It’s no coincidence that the expression “to leave a bitter taste in one’s mouth” has a double meaning; people often have strong negative reactions to bitter substances, which, though found in healthful foods like vegetables, can also signify toxicity. For this reason, the ability to sense bitterness likely played an important role in human evolution.
For solar panels, wringing every drop of energy from as many photons as possible is imperative. This goal has sent chemistry, materials science and electronic engineering researchers on a quest to boost the energy-absorption efficiency of photovoltaic devices, but existing techniques are now running up against limits set by the laws of physics.
An interdisciplinary team of University of Pennsylvania researchers has already developed a technique for controlling liquid crystals by means of physical templates and elastic energy, rather than the electromagnetic fields that manipulate them in televisions and computer monitors.
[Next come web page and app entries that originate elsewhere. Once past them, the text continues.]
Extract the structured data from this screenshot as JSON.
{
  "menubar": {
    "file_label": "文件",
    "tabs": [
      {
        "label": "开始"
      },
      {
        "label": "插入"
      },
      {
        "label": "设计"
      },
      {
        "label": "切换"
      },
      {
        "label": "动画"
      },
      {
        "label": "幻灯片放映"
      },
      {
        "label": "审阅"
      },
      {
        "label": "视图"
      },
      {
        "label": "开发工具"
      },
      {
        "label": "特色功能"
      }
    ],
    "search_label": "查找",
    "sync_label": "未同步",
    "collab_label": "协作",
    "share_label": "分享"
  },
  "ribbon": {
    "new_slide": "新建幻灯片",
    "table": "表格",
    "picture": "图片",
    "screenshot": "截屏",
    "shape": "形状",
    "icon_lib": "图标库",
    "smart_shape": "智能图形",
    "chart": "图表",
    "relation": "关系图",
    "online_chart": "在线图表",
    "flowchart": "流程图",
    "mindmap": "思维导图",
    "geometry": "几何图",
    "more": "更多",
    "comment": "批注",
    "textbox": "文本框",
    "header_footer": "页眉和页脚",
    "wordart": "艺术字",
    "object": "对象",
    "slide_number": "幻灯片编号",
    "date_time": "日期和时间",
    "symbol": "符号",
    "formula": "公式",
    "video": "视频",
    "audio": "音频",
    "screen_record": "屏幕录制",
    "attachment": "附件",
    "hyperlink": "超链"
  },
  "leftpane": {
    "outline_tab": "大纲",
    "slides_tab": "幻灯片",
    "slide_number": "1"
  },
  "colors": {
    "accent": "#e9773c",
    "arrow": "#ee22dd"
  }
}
They envision using this technique to direct the assembly of other materials, such as nanoparticles.
A third-year student at the University of Pennsylvania Law School, Brittany Strandell, has been selected as the third Alan Lerner Fellowship in Child Welfare Policy recipient. The announcement was made by Penn’s Field Center for Children’s Policy, Practice & Research at its annual “Field of Dreams” luncheon Friday.
How do we transform education? Team up.
That’s what researchers and educational leaders from the Barbara and Edward Netter Center for Community Partnerships at the University of Pennsylvania say.
Some people are deeply religious and others not at all. Evolutionary psychologists are interested in determining the functions of religiosity in social life that lead to this diversity.
Media Contact:Dana Weidig | firstname.lastname@example.org | 267-426-6092October 30, 2013
The Institute of Medicine and the National Research Council today released a comprehensive report on sports-related concussions in youth, detailing factors associated with increased rates of the brain injury, the effectiveness of protective devices and new screening, diagnosis, treatment and management techniques, as well as the long-term consequences of concussions.
Looks do matter, and University of Pennsylvania experts will explain why during a Nov. 2 - 3 conference at Penn's Perelman School of Medicine. Among the participants are Sharrona Pearl from the Annenberg School for Communication and Jesse Taylor from Penn Medicine.
Centuries of economic theory have been based on one simple premise: when given a choice between two items, people make the rational decision and select the one they value more. But as with many simple premises, this one has a flaw in that it is demonstrably untrue.